I found Epicurus, Seneca and Montaigne the most interesting, and from there I’ve then started reading more about Stoicism in particular which has helped me a lot during these last few months.
I have generally healthier consumption, and am looking forward to getting my cholesterol re-checked once lockdown eases:
- cut down on meat last 12 months
- using chickpeas a lot
- done zero research, just doing whatever feels right
- snacking now often consists of either air-popcorn or a carrot with homemade hummus
- don’t really drink beer anymore - not that I ever really did at home, but not visiting the pub or going to gigs means way less beer consumption
- red wine has gone up - mostly on weekends, most weeknights are booze free
- still drinking plenty of water - thanks sodastream and big glasses
- cook a lot more - way less buying burgers and chips out
Re-visiting my 3 month predictions
Back to those 3 month predictions where I was fairly prescient
- learnt Arduino but in your face past Nick, I totally nailed my blinds as outlined in this blog post
- learnt new recipes, and supermarket shortages generally meant less experimentation with exotic ingredients
- learnt to hangboard and did it while watching climbing videos because it is so boring so I don’t do it much
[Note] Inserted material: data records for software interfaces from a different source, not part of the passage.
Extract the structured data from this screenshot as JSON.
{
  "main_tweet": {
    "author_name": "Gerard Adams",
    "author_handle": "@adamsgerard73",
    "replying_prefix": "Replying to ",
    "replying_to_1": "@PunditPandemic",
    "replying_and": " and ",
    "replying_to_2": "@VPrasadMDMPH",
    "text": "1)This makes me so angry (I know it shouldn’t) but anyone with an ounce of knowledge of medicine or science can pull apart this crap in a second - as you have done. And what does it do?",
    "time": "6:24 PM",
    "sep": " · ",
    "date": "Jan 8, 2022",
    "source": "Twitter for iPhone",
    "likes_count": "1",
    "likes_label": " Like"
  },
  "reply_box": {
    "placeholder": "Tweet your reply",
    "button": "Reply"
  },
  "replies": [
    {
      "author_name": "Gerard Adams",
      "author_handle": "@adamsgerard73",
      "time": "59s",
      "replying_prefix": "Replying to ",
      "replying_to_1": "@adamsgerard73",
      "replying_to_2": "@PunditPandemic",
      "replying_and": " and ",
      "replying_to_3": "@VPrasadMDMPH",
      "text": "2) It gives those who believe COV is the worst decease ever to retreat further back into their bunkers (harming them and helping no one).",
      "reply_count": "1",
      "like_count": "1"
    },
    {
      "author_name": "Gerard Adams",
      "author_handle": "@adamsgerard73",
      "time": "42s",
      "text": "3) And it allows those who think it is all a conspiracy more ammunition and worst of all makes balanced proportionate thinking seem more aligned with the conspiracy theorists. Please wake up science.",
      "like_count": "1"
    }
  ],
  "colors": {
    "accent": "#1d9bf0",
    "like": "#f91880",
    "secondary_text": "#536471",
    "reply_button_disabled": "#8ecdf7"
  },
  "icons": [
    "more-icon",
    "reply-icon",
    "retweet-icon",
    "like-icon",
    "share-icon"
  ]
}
- abs - I definitely have a stronger core, but no noticeable visible difference
- bang on track with the reading target
- sleep routine is WWWAAAAYYY better!
- haha, yep, totally attempted multiple ways of calendaring my time
- I have a CV (and have taken some work)
What have I learned?
What the hell, you’re still reading this?!
I started this post with a quote that I’m also going to end with
What progress, you ask, have I made? I have begun to be a friend to myself
— Senaca quoting Hecato
I am a work in progress, and that is a good thing